## What you are asked to do
In the listing below, count each line containing "true" and answer with the count only.

## Records supplied
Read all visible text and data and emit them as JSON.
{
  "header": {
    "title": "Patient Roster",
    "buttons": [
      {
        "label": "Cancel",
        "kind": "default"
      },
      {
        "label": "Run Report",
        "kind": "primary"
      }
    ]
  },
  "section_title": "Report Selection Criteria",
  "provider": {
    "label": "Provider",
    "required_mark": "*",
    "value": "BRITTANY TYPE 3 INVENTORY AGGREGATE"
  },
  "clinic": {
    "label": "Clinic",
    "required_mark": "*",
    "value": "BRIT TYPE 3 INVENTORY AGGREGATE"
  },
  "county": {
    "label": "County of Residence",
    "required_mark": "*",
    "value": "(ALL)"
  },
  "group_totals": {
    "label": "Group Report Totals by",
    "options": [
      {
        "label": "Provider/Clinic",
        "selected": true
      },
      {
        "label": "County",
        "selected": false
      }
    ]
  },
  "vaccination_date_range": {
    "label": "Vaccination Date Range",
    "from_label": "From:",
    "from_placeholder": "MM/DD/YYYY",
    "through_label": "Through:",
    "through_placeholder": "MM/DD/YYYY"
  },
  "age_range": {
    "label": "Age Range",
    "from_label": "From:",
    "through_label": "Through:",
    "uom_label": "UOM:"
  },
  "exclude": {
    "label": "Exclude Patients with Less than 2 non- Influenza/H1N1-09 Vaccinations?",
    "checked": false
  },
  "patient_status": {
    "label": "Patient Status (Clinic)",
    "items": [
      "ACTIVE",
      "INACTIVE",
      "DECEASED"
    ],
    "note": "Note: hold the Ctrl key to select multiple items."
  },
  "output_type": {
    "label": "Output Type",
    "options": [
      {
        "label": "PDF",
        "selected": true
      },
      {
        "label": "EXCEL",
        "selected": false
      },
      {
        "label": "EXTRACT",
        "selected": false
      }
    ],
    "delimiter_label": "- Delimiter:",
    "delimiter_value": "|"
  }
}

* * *

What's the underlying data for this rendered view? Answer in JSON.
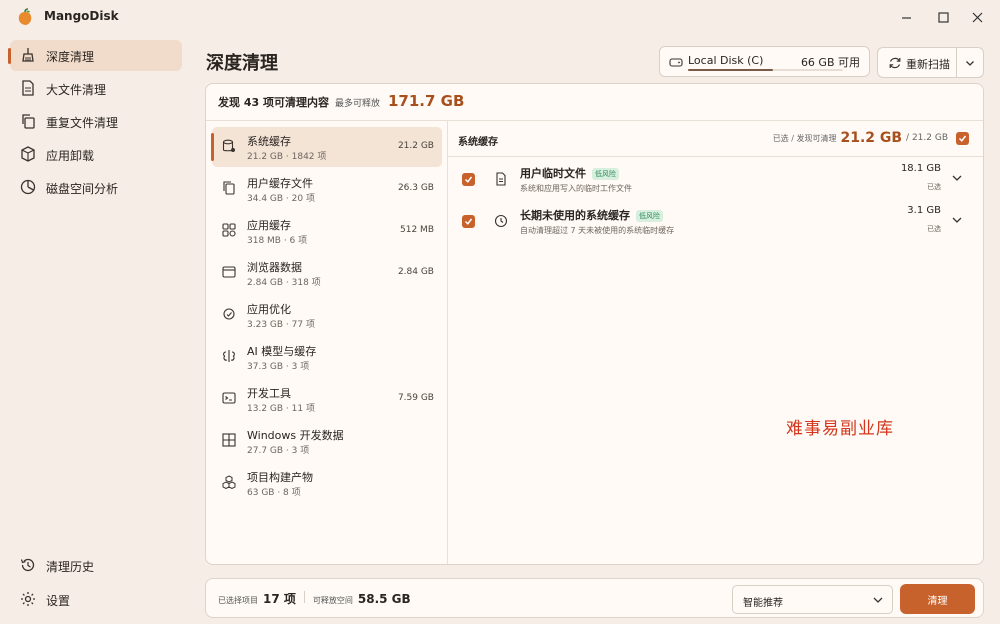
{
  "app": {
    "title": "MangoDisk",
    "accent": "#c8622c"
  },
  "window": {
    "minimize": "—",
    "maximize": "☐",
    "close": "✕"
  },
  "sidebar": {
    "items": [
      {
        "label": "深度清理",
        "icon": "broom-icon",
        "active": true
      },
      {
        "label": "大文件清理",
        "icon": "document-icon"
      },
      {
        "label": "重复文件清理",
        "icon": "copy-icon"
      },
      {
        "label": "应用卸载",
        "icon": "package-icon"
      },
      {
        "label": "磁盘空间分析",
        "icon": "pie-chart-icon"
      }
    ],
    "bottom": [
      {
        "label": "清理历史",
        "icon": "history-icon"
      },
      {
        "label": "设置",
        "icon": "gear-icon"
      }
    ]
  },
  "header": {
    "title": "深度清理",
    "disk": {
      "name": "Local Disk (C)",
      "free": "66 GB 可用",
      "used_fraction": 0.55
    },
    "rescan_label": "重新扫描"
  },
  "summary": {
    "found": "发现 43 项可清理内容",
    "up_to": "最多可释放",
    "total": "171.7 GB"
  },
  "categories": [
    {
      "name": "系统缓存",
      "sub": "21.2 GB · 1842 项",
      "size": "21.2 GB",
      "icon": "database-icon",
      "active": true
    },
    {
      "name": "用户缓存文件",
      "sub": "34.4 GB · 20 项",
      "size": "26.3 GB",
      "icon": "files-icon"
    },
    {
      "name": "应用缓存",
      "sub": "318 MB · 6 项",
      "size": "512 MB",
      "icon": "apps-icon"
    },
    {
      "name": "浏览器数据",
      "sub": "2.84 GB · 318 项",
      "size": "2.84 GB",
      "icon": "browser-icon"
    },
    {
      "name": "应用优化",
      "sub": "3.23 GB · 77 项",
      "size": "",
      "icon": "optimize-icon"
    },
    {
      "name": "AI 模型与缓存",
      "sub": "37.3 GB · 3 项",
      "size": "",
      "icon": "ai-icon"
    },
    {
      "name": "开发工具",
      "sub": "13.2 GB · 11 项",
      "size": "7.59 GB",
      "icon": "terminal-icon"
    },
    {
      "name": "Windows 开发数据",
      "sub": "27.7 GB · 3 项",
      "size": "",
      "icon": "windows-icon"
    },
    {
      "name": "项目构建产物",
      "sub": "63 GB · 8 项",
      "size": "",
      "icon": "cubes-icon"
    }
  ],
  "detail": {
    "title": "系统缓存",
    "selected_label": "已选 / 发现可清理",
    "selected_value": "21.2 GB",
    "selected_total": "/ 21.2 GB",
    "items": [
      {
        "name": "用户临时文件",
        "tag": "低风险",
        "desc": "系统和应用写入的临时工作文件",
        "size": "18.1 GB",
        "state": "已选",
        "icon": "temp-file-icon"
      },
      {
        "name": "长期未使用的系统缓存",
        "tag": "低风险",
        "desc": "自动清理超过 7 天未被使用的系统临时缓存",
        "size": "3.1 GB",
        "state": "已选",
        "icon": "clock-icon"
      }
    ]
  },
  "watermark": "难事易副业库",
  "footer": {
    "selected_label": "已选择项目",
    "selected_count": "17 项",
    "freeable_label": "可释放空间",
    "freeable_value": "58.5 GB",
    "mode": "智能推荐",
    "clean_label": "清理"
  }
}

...

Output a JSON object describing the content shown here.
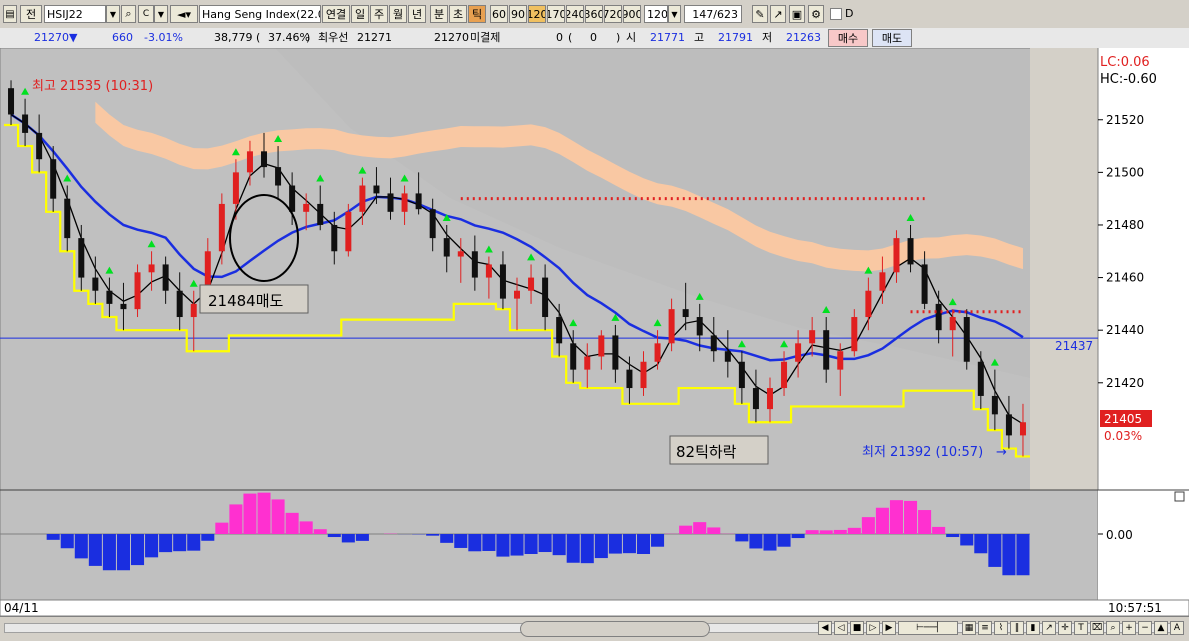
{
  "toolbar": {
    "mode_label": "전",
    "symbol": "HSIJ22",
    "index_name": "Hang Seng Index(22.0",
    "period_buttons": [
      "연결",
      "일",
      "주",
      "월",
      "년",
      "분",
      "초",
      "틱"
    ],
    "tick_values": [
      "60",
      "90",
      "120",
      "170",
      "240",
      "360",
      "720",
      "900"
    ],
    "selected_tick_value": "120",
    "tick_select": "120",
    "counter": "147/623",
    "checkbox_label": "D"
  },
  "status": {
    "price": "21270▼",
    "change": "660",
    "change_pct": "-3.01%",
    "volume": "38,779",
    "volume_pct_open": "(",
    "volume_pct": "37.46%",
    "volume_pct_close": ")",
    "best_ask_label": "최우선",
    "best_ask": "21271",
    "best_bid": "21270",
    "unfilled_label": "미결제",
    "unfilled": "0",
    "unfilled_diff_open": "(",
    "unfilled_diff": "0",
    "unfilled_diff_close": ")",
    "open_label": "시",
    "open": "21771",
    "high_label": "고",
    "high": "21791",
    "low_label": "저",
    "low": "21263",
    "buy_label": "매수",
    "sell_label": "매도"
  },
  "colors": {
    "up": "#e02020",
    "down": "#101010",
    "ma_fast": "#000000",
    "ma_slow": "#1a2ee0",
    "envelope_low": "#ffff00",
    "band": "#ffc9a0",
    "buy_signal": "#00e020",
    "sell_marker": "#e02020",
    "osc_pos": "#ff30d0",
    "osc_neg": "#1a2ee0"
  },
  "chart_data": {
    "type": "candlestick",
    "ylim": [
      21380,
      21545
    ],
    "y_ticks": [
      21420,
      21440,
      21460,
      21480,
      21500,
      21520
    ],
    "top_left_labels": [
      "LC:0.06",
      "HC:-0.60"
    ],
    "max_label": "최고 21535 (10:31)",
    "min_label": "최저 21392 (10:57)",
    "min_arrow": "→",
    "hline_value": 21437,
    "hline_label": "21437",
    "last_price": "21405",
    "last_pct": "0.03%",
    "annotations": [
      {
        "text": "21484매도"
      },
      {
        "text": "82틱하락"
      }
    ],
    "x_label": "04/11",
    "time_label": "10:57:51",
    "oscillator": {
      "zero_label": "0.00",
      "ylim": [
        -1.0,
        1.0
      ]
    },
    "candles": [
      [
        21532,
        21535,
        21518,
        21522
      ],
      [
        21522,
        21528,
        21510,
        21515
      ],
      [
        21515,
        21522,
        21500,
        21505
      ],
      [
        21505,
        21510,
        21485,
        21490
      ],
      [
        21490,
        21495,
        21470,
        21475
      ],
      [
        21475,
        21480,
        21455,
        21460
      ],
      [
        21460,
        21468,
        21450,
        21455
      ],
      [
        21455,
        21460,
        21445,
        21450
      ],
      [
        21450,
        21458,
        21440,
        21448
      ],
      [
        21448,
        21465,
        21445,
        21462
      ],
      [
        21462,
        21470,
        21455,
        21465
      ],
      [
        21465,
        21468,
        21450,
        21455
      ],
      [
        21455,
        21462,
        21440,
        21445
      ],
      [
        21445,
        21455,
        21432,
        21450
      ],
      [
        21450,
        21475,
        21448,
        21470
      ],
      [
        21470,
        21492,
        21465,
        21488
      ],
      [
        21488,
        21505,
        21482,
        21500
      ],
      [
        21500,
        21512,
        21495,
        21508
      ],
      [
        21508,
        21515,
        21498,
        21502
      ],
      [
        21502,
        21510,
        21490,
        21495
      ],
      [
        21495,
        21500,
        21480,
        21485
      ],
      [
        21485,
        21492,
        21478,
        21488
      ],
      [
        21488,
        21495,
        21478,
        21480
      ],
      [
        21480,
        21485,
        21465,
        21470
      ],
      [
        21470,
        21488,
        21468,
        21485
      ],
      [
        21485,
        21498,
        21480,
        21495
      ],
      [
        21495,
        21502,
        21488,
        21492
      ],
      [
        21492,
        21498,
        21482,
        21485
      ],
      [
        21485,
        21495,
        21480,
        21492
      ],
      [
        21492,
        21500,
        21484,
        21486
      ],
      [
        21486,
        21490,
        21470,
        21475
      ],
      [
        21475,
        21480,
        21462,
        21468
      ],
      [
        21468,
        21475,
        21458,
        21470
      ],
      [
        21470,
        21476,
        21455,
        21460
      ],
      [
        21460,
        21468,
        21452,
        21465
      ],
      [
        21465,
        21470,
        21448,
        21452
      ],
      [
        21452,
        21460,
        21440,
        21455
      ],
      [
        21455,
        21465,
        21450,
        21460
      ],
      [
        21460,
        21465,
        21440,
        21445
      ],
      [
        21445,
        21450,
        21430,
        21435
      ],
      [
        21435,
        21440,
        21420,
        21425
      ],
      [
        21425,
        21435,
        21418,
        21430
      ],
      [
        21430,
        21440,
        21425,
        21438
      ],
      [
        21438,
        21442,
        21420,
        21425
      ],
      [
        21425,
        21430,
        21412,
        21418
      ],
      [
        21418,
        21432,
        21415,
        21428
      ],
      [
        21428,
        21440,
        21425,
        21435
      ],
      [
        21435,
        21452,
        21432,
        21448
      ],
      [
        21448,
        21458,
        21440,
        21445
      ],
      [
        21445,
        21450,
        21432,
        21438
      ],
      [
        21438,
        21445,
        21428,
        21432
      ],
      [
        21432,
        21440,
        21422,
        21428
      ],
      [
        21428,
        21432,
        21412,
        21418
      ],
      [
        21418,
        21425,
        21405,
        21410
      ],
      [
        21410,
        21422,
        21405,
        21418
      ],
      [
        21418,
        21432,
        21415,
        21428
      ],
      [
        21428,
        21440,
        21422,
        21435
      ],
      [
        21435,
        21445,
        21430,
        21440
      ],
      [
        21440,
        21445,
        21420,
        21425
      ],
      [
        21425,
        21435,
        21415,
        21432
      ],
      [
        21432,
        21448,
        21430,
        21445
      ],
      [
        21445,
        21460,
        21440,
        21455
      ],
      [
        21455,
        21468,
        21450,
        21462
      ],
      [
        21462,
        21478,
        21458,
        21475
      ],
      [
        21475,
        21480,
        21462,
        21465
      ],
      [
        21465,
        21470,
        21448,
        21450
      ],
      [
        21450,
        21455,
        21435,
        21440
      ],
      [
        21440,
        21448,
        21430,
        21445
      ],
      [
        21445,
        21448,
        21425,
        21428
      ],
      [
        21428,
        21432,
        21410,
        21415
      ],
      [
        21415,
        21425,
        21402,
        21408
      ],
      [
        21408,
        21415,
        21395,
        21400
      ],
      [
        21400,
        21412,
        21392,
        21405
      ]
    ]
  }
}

## Answer section
4